■ TASK TO CARRY OUT ■
Look for the string "Notifications" in the listing. Copy each line that has it.

■ SUPPLIED DATA ■
=-=-=

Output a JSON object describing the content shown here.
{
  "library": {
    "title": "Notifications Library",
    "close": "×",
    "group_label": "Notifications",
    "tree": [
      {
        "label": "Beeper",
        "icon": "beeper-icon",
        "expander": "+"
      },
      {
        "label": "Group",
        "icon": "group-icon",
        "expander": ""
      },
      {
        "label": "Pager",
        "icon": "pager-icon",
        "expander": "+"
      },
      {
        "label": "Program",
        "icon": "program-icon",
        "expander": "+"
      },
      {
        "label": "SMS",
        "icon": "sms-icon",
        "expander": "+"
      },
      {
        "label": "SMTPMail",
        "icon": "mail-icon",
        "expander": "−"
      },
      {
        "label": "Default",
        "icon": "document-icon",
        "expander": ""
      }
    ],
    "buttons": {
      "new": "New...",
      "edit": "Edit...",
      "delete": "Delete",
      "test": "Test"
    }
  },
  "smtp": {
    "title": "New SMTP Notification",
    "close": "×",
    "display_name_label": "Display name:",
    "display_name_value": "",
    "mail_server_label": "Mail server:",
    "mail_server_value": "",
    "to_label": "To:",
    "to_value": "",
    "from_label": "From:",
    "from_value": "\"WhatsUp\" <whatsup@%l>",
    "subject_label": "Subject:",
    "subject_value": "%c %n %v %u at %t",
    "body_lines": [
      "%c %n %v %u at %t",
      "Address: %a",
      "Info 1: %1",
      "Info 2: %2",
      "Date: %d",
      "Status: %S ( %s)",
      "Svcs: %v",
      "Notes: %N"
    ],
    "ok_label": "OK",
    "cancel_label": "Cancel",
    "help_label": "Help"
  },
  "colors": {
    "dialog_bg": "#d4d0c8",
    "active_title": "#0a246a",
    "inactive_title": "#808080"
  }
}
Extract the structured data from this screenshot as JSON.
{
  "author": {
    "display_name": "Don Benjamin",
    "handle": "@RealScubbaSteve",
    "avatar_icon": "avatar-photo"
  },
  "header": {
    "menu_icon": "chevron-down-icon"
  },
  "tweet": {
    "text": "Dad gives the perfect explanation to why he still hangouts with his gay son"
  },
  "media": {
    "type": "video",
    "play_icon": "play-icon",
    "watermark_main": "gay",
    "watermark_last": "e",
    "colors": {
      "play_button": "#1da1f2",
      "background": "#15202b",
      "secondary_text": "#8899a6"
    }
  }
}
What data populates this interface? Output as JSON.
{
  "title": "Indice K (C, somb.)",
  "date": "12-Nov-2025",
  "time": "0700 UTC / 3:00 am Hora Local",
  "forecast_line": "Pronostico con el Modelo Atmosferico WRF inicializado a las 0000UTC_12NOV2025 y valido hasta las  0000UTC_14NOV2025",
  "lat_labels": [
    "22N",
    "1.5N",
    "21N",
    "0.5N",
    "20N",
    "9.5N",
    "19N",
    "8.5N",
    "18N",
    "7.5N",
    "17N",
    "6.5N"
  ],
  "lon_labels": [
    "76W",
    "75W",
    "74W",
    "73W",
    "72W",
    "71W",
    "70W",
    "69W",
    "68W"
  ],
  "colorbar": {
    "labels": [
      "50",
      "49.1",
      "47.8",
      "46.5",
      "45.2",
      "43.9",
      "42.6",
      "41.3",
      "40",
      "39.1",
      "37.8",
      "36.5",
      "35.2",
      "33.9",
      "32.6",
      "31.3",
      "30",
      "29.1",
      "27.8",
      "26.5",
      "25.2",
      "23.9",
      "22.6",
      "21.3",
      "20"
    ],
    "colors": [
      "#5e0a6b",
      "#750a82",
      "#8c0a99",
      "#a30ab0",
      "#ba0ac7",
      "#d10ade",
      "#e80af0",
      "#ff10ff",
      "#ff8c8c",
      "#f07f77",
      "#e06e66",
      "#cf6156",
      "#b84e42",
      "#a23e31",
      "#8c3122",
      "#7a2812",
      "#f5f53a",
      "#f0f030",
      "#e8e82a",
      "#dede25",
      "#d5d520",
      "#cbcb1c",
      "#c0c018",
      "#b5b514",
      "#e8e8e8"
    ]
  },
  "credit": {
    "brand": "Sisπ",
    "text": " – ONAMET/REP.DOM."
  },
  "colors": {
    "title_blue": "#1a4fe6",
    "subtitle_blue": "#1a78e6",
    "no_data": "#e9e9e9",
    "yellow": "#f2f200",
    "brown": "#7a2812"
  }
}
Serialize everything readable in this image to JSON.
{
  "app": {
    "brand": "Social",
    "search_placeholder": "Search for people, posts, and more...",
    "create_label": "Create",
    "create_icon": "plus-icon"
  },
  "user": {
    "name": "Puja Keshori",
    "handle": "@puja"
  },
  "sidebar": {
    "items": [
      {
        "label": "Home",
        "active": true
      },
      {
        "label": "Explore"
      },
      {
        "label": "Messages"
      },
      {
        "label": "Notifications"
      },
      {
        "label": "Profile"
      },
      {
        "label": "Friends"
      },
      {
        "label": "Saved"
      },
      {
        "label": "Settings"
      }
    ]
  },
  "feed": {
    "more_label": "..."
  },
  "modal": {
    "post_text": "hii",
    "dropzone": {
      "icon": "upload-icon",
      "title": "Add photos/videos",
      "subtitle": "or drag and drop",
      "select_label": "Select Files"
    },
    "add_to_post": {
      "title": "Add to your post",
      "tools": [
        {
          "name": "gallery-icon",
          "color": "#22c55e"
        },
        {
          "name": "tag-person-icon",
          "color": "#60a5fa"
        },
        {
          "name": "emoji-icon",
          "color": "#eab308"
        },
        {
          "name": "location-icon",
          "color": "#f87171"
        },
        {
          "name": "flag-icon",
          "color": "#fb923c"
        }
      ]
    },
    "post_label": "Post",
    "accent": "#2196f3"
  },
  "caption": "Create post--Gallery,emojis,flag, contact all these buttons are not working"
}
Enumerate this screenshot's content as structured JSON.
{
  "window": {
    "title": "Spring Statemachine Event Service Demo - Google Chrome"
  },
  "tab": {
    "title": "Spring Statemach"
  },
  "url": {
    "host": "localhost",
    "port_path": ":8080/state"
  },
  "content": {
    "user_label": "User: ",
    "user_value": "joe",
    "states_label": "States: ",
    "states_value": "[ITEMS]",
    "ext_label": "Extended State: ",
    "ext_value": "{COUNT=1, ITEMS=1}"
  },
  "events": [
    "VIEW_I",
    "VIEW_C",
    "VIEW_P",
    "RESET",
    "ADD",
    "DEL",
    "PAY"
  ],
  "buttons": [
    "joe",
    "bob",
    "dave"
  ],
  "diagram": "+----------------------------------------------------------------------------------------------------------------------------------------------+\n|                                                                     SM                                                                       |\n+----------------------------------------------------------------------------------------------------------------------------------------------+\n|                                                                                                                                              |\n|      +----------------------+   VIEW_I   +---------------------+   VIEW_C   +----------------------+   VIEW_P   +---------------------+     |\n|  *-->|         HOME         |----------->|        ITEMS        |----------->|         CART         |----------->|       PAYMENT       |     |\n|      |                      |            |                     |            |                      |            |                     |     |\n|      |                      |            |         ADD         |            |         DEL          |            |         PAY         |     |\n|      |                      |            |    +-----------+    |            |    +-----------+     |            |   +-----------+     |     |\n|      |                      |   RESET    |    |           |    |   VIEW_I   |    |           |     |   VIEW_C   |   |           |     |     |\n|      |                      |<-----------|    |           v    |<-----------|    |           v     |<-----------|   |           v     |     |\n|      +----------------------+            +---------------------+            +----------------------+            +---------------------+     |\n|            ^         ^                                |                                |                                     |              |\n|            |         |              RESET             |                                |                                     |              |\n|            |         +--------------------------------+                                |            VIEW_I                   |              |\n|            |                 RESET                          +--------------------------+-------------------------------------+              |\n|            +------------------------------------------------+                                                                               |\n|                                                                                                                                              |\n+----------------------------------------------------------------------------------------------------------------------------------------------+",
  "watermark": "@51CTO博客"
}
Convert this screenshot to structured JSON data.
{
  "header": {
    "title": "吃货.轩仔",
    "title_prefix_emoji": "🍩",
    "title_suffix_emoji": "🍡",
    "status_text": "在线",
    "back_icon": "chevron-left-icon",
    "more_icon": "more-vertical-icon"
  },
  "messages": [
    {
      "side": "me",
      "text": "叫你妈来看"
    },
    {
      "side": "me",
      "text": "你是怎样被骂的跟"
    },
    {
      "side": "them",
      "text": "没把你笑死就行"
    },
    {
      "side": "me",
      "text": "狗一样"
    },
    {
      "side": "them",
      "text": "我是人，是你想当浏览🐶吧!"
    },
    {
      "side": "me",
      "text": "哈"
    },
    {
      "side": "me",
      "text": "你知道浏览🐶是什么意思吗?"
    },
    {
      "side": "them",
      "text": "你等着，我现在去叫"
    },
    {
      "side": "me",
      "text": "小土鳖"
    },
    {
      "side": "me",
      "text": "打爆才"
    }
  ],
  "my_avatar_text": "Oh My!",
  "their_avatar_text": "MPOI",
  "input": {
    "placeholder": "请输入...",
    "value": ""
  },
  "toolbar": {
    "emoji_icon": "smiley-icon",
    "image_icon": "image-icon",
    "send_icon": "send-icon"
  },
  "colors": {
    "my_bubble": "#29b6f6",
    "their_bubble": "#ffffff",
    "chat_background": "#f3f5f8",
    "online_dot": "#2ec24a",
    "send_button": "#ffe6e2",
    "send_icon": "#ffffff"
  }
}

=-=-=

■ SOLUTION TO THIS EXERCISE ■
    "title": "Notifications Library",
    "group_label": "Notifications",
        "label": "Notifications"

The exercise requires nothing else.